Undergraduate Seminar Series in Global Health

The second Undergraduate Seminar Series in Global Health was held Tuesday, April 3, 2012 in Academy Hall. We were happy to welcome Dr. Eric Ledet of the BME Department, who presented a talk titled, "A Tale of Two Systems: Immersion in South African Health Care."

Adequate healthcare remains a significant challenge in developing nations. State-of-the-art technology and equipment are often unsustainable. Accessibility of facilities is often prohibitive due to limited infrastructure. Even when resources are adequate in medical facilities, home healthcare for chronic diseases can be substantially limited by living conditions.

South Africa is both a developed and developing country. This dichotomy is reflected in its healthcare system. Effectively, there are two healthcare systems in South Africa: a private for-profit system analogous to many developed nations and a public system where all aspects of care are the responsibility of the state. The burden on the public system is immense, particularly in resource-challenged areas of the country. In spite of an overwhelming patient base, infrastructure challenges, and some of the highest prevalence of chronic diseases in the world such as HIV and TB, the system is effective. It is incredibly challenged, but it is effective.

Sustainable biomedical technology can help the South African healthcare system and healthcare systems in other developing nations. In January 2012, Professor Eric Ledet and six Rensselaer undergraduate students traveled to the Western Cape region of South Africa. Hosted by Stellenbosch University, they were immersed for two weeks in the South African healthcare system – public and private, urban and rural. They experienced first-hand the strengths and challenges of the system. They have returned to RPI having identified numerous opportunities for biomedical innovation.

In this seminar, Dr. Ledet will discuss some of the critical challenges of healthcare in developing nations, with special emphasis on the South African public system. He will discuss the role of sustainable biomedical technology in these unique environments.

The inaugral Undergraduate Seminar Series in Global Health was held September 27, 2011. We were pleased to welcome Dr. Gordana Vunjak-Novakovic of Columbia University, who presented a talk titled, "Engineering Functional Human Tissues."

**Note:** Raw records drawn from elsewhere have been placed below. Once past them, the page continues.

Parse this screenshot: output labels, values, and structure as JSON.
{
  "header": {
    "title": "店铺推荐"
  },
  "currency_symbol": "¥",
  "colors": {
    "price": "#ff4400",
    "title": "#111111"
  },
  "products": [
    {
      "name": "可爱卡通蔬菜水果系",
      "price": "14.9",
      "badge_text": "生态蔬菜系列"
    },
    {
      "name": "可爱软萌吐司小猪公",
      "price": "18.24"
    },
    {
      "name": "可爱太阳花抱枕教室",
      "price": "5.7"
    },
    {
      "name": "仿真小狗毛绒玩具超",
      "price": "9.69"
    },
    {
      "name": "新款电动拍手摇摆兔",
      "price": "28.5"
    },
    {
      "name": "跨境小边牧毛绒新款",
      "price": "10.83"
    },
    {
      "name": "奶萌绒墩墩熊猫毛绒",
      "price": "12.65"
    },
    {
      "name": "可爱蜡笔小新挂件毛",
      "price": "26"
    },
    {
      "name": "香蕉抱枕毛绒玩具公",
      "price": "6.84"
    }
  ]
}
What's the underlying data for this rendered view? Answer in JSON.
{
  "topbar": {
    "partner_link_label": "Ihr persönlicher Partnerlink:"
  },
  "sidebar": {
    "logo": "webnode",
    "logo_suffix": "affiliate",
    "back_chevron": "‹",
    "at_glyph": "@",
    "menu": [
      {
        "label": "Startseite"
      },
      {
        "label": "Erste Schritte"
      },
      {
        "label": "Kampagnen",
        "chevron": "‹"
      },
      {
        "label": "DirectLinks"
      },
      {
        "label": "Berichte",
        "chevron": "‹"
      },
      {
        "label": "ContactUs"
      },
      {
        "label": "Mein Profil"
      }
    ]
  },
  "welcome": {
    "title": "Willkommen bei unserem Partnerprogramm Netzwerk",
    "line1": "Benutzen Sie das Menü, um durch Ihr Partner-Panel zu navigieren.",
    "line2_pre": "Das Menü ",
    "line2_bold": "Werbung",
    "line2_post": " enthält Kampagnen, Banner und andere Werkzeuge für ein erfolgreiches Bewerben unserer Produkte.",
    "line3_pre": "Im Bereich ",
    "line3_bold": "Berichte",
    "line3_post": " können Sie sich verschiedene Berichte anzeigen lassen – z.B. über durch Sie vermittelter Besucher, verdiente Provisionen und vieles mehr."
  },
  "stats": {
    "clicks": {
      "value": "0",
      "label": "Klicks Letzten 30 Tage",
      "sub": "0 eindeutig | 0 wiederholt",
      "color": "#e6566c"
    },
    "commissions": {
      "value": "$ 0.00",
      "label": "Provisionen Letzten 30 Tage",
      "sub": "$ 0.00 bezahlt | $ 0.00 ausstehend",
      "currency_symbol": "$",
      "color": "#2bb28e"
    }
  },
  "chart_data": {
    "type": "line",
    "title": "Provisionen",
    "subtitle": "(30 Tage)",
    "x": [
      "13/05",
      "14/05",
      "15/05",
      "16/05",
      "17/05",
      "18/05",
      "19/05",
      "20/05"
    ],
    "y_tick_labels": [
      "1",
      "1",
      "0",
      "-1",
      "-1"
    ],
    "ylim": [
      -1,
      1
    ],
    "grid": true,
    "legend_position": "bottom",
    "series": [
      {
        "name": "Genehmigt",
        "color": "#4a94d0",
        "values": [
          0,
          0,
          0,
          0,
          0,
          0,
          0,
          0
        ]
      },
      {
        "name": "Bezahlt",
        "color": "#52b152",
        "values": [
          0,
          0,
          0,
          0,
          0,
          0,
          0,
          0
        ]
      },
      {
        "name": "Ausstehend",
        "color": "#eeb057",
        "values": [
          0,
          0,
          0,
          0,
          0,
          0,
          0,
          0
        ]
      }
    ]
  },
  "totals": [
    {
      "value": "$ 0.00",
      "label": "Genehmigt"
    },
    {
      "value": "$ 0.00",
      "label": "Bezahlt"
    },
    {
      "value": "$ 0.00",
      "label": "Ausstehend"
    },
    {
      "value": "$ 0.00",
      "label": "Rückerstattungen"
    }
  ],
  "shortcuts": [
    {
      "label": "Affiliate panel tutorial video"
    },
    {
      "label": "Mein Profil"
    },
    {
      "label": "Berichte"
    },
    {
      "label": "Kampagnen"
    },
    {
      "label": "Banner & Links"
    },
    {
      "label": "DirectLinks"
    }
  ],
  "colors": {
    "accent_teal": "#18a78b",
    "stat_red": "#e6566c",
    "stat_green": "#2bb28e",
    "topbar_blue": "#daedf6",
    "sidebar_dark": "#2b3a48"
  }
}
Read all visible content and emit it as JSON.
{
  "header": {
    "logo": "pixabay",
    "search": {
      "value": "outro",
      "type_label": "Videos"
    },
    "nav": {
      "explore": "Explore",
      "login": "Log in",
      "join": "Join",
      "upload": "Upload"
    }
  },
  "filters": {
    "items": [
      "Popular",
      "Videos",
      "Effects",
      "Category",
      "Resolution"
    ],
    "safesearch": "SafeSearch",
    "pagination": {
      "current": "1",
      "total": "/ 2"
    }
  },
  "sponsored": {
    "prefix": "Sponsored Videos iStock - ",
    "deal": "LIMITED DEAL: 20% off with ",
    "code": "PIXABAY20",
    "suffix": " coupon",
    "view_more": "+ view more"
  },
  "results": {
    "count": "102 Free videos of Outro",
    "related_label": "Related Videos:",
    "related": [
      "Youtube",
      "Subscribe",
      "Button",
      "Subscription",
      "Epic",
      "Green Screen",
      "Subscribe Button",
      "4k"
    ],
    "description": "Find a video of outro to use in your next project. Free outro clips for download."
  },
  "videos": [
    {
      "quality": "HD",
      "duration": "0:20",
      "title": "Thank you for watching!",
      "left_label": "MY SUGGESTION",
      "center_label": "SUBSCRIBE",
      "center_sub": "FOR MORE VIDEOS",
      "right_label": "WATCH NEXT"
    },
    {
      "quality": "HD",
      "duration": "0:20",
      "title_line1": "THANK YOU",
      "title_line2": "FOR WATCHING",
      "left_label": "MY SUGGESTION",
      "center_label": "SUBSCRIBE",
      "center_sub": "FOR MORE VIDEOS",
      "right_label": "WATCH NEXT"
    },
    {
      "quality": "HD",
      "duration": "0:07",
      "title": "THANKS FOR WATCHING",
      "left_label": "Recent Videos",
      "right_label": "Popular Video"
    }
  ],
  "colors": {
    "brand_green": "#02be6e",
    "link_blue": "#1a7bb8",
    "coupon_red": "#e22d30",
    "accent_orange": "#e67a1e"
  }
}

ENGINEERING FUNCTIONAL HUMAN TISSUES
The overall objective of all tissue engineering is to fully restore the lost tissue function. Engineered tissues of sufficiently high fidelity can also provide physiologically relevant yet controllable models for fundamental research, for example, to study stem cells in a native-like three-dimensional context of development or disease. The utility of tissue engineering depends on our ability to predictably direct the cells to express the right phenotype in the right place and at the right time. The focus of our research is on engineering functional human tissues, by an integrated use of stem cells ("tissue engineers"), biomaterial scaffolds (cell-instructive templates) and bioreactors (culture environments designed to regulate tissue development). This talk will discuss the overall approach to tissue engineering, and some of the advanced technologies being developed for functional tissue engineering of fully viable, vascularized heart muscle and bone.

Gordana Vunjak-Novakovic, Ph.D. is the Mikati Foundation Professor of Biomedical Engineering and Medical Sciences at Columbia University, where she directs the Laboratory for Stem Cells and Tissue Engineering. She published 2 books, 50 chapters, 230 journal articles (cited over 9,000 times), has 44 patents, and gave 230 invited lectures. She is a frequent advisor to government, industry and the Howard Hughes Medical Institute. She serves on editorial boards of 12 scientific journals, and numerous advisory boards and councils. She is a Fellow of the American Institute for Medical and Biological Engineering and was the first woman engineer to deliver the Director’s lecture at the NIH. In 2008, she was inducted into the Women in Technology International Hall of Fame “for developing biological substitutes to restore, maintain or improve tissue function”. In 2010, she received the Clemson Award of the Biomaterials Society “for significant contributions to the literature on biomaterials”